• Entries shown:
****************

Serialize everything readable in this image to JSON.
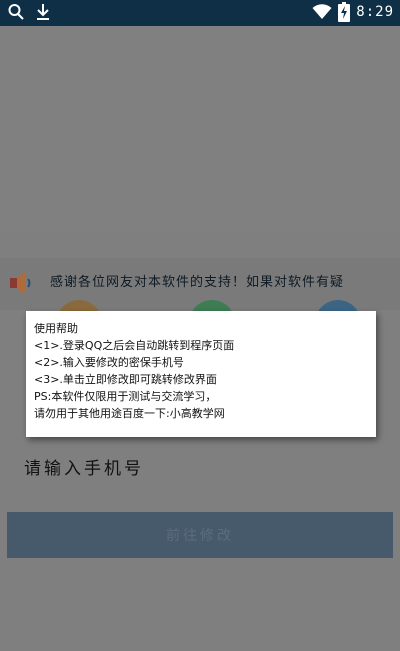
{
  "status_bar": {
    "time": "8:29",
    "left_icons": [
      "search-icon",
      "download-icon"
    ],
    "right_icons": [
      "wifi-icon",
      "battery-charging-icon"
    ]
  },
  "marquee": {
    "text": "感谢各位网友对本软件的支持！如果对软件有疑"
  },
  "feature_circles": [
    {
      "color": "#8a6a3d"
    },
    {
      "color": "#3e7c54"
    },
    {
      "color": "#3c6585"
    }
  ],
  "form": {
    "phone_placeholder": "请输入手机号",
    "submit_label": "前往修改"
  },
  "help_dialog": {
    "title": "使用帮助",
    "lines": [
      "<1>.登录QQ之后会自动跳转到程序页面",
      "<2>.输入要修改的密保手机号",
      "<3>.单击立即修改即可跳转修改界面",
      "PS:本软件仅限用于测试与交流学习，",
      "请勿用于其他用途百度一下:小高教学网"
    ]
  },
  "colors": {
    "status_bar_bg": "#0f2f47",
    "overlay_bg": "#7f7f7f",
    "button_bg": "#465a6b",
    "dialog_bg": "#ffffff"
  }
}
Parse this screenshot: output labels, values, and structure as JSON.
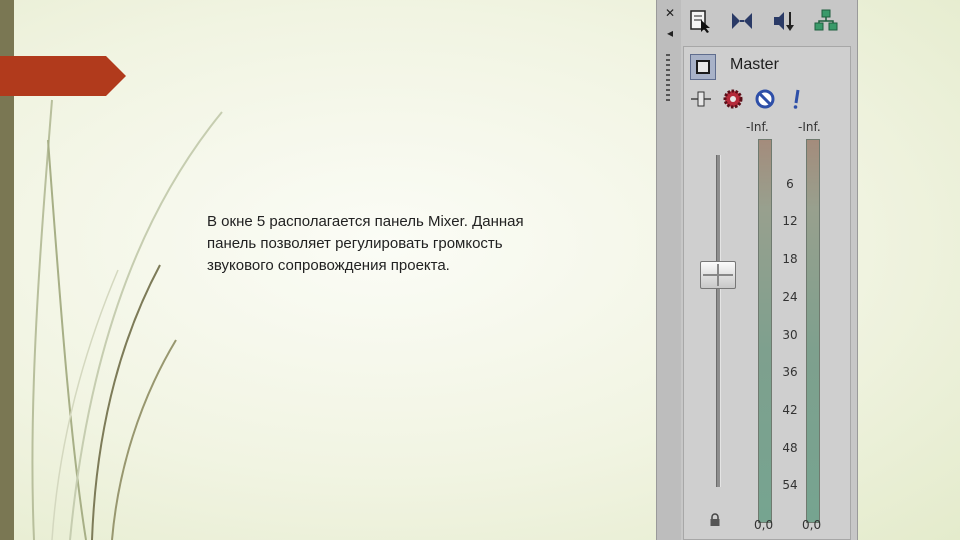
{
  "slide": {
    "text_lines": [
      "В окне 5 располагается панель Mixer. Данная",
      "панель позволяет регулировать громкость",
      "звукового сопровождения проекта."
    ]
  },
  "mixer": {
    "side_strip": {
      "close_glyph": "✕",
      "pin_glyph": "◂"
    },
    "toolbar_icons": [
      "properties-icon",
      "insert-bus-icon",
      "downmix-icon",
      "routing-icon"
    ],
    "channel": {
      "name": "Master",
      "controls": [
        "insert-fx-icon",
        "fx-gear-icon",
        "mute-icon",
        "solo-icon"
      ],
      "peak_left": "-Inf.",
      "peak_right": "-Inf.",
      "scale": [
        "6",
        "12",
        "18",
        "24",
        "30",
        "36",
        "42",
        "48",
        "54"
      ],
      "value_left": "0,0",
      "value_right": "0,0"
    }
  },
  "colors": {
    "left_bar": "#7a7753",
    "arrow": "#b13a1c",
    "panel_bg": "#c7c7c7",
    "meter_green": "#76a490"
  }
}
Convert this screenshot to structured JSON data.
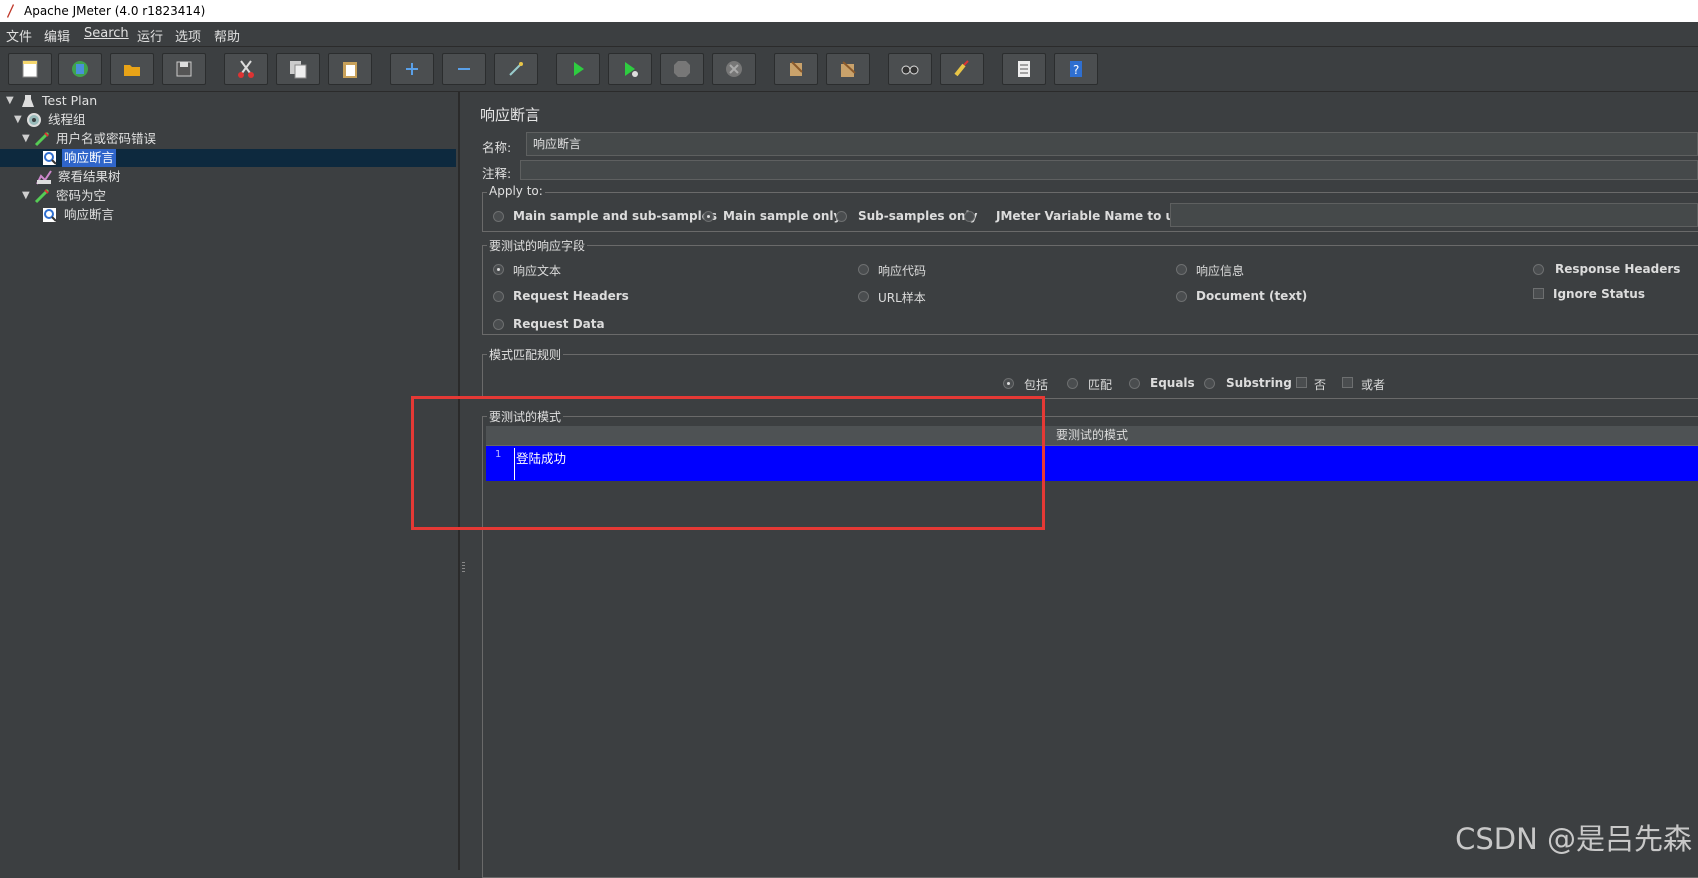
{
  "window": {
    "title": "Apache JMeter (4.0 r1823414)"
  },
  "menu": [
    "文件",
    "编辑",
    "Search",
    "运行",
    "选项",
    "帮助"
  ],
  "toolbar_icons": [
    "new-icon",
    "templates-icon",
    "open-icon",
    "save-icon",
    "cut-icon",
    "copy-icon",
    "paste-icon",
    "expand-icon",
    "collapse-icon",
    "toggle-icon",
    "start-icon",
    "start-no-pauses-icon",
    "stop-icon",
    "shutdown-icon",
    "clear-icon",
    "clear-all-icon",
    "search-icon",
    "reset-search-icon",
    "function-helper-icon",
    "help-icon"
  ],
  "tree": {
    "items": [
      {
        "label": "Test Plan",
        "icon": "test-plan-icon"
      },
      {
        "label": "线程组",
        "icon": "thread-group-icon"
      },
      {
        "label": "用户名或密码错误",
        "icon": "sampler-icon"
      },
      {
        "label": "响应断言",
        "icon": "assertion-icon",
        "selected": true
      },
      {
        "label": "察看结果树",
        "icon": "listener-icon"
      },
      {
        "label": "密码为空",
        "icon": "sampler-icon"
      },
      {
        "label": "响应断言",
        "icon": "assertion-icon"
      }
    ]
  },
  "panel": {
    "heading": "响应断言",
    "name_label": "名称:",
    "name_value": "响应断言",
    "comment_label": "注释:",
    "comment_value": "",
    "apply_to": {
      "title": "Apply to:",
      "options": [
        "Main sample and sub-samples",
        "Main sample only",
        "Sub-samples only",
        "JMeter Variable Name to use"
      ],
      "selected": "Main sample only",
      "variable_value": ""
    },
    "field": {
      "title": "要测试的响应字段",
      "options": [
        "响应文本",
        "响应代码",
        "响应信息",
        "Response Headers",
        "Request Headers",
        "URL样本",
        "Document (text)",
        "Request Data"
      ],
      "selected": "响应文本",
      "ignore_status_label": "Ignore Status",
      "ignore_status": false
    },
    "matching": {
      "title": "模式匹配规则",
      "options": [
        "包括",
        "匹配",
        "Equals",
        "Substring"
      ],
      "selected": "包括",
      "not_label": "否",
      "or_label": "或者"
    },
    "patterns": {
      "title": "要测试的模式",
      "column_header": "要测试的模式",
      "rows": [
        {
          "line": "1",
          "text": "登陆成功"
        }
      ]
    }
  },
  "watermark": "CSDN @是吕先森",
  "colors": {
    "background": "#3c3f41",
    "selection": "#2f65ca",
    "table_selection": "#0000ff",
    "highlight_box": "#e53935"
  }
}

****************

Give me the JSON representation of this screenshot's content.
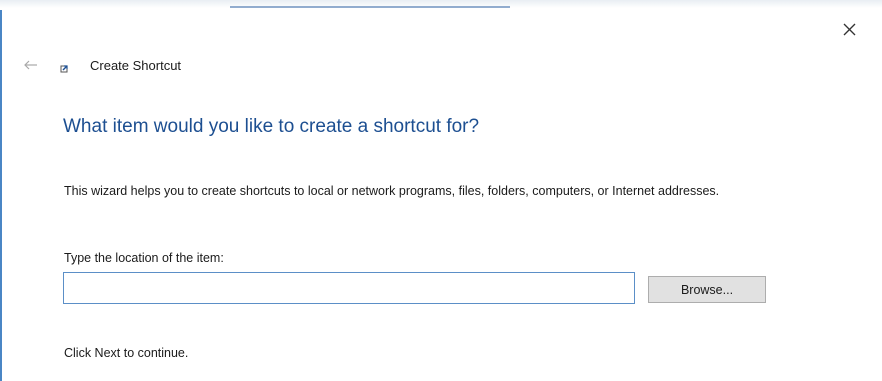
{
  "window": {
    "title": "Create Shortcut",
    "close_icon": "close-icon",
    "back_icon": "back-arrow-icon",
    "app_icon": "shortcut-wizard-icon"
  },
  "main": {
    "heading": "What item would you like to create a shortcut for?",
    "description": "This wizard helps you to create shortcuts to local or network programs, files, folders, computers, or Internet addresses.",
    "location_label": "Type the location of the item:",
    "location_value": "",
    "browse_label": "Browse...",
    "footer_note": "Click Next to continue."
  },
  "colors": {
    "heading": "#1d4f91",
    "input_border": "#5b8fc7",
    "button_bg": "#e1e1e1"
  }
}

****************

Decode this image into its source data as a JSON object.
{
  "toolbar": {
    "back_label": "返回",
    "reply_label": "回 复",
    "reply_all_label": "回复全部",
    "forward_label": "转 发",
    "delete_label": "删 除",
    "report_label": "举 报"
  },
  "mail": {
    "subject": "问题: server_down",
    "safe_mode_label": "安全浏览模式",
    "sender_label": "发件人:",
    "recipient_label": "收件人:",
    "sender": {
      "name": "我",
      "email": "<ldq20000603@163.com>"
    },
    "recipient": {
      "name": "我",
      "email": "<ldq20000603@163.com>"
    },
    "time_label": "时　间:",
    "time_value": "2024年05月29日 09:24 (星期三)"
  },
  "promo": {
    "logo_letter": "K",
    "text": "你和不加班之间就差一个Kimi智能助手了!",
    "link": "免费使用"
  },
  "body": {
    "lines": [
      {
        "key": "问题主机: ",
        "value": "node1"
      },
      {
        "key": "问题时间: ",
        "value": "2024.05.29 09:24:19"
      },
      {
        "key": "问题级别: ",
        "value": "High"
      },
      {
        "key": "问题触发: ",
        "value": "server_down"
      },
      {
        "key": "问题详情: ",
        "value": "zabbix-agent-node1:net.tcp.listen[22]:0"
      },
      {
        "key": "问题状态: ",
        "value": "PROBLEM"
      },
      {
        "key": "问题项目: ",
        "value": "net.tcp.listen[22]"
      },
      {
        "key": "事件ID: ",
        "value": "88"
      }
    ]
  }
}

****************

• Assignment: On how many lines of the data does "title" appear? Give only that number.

• Response to the task: 7